→ Task statement: Once the pictures are set aside, reproduce the remaining data exactly.

→ The records:
+ + + +
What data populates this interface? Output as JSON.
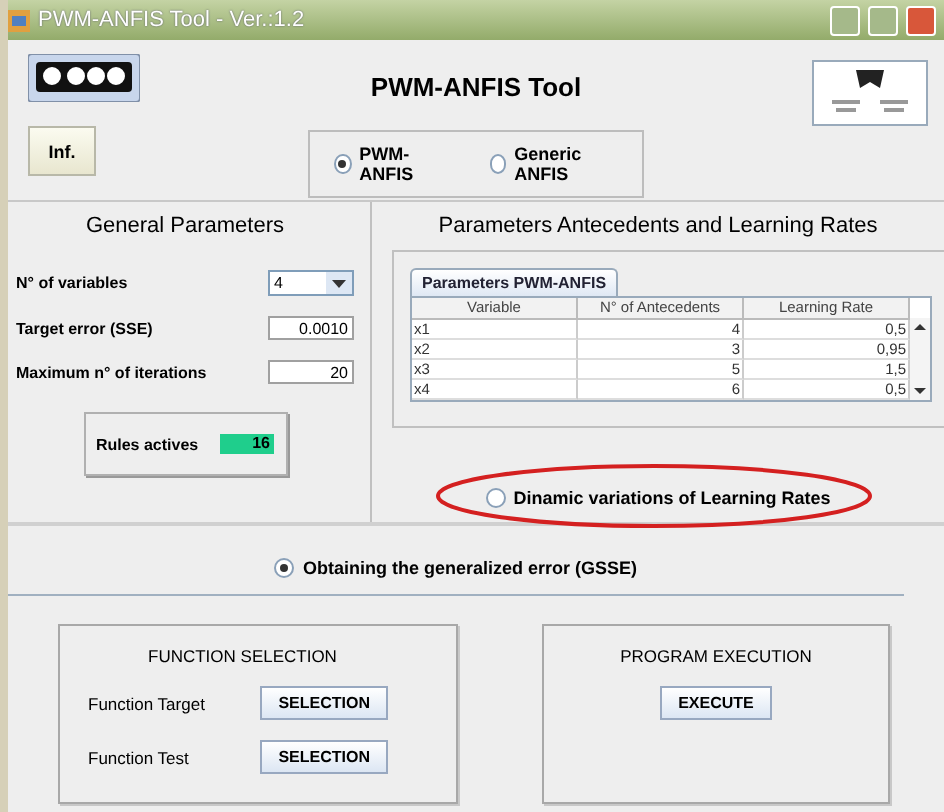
{
  "window": {
    "title": "PWM-ANFIS Tool - Ver.:1.2"
  },
  "header": {
    "title": "PWM-ANFIS Tool",
    "info_button": "Inf.",
    "modes": [
      {
        "label": "PWM-ANFIS",
        "selected": true
      },
      {
        "label": "Generic ANFIS",
        "selected": false
      }
    ]
  },
  "general_parameters": {
    "title": "General Parameters",
    "variables": {
      "label": "N° of variables",
      "value": "4"
    },
    "target_error": {
      "label": "Target error  (SSE)",
      "value": "0.0010"
    },
    "max_iterations": {
      "label": "Maximum n° of iterations",
      "value": "20"
    },
    "rules": {
      "label": "Rules actives",
      "value": "16"
    }
  },
  "antecedents": {
    "title": "Parameters Antecedents and Learning Rates",
    "tab": "Parameters PWM-ANFIS",
    "columns": [
      "Variable",
      "N° of Antecedents",
      "Learning Rate"
    ],
    "rows": [
      [
        "x1",
        "4",
        "0,5"
      ],
      [
        "x2",
        "3",
        "0,95"
      ],
      [
        "x3",
        "5",
        "1,5"
      ],
      [
        "x4",
        "6",
        "0,5"
      ]
    ],
    "dynamic_rates": {
      "label": "Dinamic variations of Learning Rates",
      "selected": false
    }
  },
  "generalized_error": {
    "label": "Obtaining the generalized error  (GSSE)",
    "selected": true
  },
  "function_selection": {
    "title": "FUNCTION SELECTION",
    "rows": [
      {
        "label": "Function Target",
        "button": "SELECTION"
      },
      {
        "label": "Function Test",
        "button": "SELECTION"
      }
    ]
  },
  "program_execution": {
    "title": "PROGRAM EXECUTION",
    "button": "EXECUTE"
  }
}
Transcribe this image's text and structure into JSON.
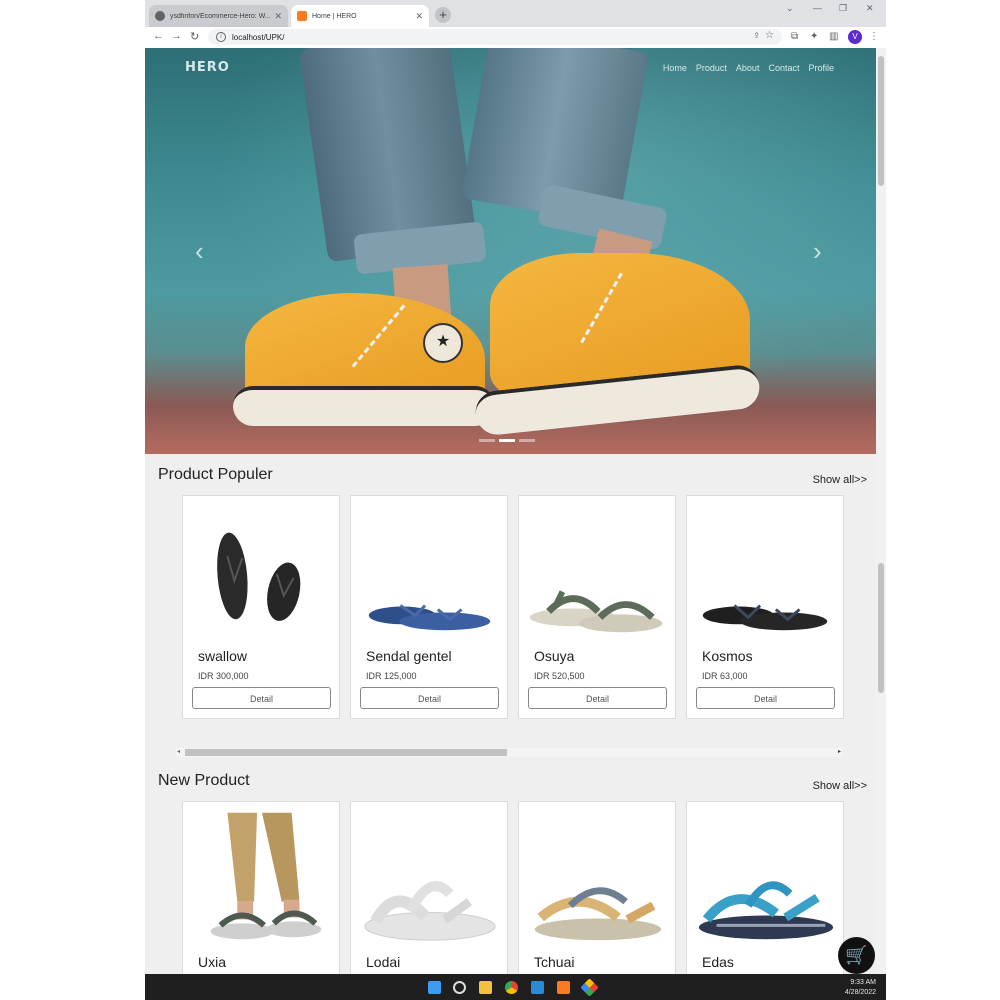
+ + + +
→ Final answer:
What data populates this interface? Output as JSON.
{
  "window": {
    "title": "PWM-ANFIS Tool - Ver.:1.2"
  },
  "header": {
    "title": "PWM-ANFIS Tool",
    "info_button": "Inf.",
    "modes": [
      {
        "label": "PWM-ANFIS",
        "selected": true
      },
      {
        "label": "Generic ANFIS",
        "selected": false
      }
    ]
  },
  "general_parameters": {
    "title": "General Parameters",
    "variables": {
      "label": "N° of variables",
      "value": "4"
    },
    "target_error": {
      "label": "Target error  (SSE)",
      "value": "0.0010"
    },
    "max_iterations": {
      "label": "Maximum n° of iterations",
      "value": "20"
    },
    "rules": {
      "label": "Rules actives",
      "value": "16"
    }
  },
  "antecedents": {
    "title": "Parameters Antecedents and Learning Rates",
    "tab": "Parameters PWM-ANFIS",
    "columns": [
      "Variable",
      "N° of Antecedents",
      "Learning Rate"
    ],
    "rows": [
      [
        "x1",
        "4",
        "0,5"
      ],
      [
        "x2",
        "3",
        "0,95"
      ],
      [
        "x3",
        "5",
        "1,5"
      ],
      [
        "x4",
        "6",
        "0,5"
      ]
    ],
    "dynamic_rates": {
      "label": "Dinamic variations of Learning Rates",
      "selected": false
    }
  },
  "generalized_error": {
    "label": "Obtaining the generalized error  (GSSE)",
    "selected": true
  },
  "function_selection": {
    "title": "FUNCTION SELECTION",
    "rows": [
      {
        "label": "Function Target",
        "button": "SELECTION"
      },
      {
        "label": "Function Test",
        "button": "SELECTION"
      }
    ]
  },
  "program_execution": {
    "title": "PROGRAM EXECUTION",
    "button": "EXECUTE"
  }
}
Transcribe this image's text and structure into JSON.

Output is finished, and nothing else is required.